Below are the entries; return every line among them that holds the word "Move".
(Beginning of Input for this task)
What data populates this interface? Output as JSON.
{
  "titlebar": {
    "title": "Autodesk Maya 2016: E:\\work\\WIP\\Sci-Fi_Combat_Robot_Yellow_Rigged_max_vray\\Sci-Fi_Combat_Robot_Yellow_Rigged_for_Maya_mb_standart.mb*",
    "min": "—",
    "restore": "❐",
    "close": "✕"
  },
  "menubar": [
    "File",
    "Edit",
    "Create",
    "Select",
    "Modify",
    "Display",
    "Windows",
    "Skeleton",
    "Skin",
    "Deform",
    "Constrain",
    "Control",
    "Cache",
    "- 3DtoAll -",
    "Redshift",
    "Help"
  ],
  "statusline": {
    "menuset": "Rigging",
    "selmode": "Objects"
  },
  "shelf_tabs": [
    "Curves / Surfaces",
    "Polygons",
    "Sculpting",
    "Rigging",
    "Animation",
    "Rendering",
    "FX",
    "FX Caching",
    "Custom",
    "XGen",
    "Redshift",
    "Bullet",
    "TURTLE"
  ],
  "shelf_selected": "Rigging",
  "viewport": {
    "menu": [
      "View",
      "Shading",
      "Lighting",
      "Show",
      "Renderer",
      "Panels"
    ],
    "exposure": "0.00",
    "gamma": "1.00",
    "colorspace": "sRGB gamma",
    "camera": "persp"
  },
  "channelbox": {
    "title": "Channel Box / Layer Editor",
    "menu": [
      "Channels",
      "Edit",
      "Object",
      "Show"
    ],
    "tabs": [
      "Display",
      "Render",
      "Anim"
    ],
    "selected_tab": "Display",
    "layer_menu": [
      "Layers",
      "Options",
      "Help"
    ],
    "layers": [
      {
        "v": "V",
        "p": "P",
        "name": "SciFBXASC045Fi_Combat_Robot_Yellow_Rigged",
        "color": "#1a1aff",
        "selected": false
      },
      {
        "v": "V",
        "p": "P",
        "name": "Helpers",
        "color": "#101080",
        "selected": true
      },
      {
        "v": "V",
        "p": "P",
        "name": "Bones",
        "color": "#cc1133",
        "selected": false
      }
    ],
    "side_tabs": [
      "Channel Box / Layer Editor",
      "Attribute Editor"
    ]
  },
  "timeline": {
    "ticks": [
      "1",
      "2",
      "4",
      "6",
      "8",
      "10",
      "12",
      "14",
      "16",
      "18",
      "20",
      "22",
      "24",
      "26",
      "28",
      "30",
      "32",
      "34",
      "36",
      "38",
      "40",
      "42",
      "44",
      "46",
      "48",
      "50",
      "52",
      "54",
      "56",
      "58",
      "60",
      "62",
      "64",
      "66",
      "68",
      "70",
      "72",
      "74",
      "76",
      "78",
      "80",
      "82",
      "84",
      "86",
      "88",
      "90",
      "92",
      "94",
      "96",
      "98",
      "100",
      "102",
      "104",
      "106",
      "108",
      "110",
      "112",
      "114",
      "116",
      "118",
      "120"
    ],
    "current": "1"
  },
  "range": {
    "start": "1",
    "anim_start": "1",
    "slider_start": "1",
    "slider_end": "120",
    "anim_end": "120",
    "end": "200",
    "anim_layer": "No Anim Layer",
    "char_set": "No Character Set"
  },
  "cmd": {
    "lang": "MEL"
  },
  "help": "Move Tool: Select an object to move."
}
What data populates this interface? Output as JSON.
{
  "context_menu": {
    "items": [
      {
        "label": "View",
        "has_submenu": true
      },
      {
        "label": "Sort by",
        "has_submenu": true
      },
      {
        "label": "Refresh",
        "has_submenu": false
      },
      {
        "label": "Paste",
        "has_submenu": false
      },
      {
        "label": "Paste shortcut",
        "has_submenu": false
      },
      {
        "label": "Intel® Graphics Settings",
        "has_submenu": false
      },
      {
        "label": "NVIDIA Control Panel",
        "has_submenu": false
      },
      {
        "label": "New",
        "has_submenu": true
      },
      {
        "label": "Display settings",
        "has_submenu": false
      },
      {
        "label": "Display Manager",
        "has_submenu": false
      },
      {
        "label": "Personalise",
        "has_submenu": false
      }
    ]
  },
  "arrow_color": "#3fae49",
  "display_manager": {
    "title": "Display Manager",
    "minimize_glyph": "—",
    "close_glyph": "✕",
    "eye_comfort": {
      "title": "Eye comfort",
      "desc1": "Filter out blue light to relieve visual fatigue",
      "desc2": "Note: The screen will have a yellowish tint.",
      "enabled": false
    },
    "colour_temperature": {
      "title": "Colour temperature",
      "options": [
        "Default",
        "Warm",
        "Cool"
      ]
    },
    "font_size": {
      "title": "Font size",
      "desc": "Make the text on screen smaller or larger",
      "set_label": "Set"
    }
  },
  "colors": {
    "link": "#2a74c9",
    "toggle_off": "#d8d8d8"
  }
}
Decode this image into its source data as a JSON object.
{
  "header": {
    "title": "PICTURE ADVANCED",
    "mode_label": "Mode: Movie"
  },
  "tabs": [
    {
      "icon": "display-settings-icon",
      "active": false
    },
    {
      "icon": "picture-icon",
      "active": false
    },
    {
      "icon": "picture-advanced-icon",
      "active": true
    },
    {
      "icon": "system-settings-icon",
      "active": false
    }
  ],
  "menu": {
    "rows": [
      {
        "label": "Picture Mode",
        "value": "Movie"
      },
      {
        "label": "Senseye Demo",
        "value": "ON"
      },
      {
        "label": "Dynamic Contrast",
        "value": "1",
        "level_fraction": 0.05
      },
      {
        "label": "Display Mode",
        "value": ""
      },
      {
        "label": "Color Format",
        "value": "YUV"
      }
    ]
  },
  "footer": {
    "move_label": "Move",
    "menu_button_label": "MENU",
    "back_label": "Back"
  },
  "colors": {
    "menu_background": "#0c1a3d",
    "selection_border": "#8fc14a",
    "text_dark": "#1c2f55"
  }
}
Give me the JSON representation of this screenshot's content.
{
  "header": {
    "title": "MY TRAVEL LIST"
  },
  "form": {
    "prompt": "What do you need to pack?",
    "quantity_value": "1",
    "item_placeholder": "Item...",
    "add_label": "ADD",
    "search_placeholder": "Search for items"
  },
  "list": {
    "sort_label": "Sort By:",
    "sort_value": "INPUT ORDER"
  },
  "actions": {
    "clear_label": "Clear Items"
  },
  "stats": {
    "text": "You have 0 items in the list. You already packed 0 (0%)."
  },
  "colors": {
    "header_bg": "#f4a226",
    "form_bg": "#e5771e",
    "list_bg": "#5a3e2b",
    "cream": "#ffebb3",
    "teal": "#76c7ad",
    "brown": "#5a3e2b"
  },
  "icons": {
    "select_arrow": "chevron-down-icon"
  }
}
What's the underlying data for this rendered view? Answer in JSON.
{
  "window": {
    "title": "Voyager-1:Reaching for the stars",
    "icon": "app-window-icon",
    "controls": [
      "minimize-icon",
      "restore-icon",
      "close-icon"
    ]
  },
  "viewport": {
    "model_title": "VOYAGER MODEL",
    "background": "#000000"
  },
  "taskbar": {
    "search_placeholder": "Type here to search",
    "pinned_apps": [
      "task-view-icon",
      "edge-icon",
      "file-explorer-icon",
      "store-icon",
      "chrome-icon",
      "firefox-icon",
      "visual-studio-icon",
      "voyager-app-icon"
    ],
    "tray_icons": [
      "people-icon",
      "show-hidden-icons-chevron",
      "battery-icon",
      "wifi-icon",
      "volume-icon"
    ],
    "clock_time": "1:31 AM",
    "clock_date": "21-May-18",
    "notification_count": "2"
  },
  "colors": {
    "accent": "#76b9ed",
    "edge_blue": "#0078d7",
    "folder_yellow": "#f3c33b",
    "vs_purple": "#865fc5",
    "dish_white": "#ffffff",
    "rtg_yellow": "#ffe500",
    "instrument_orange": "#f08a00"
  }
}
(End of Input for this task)
**Response to the task**.
  "help": "Move Tool: Select an object to move."
    "move_label": "Move",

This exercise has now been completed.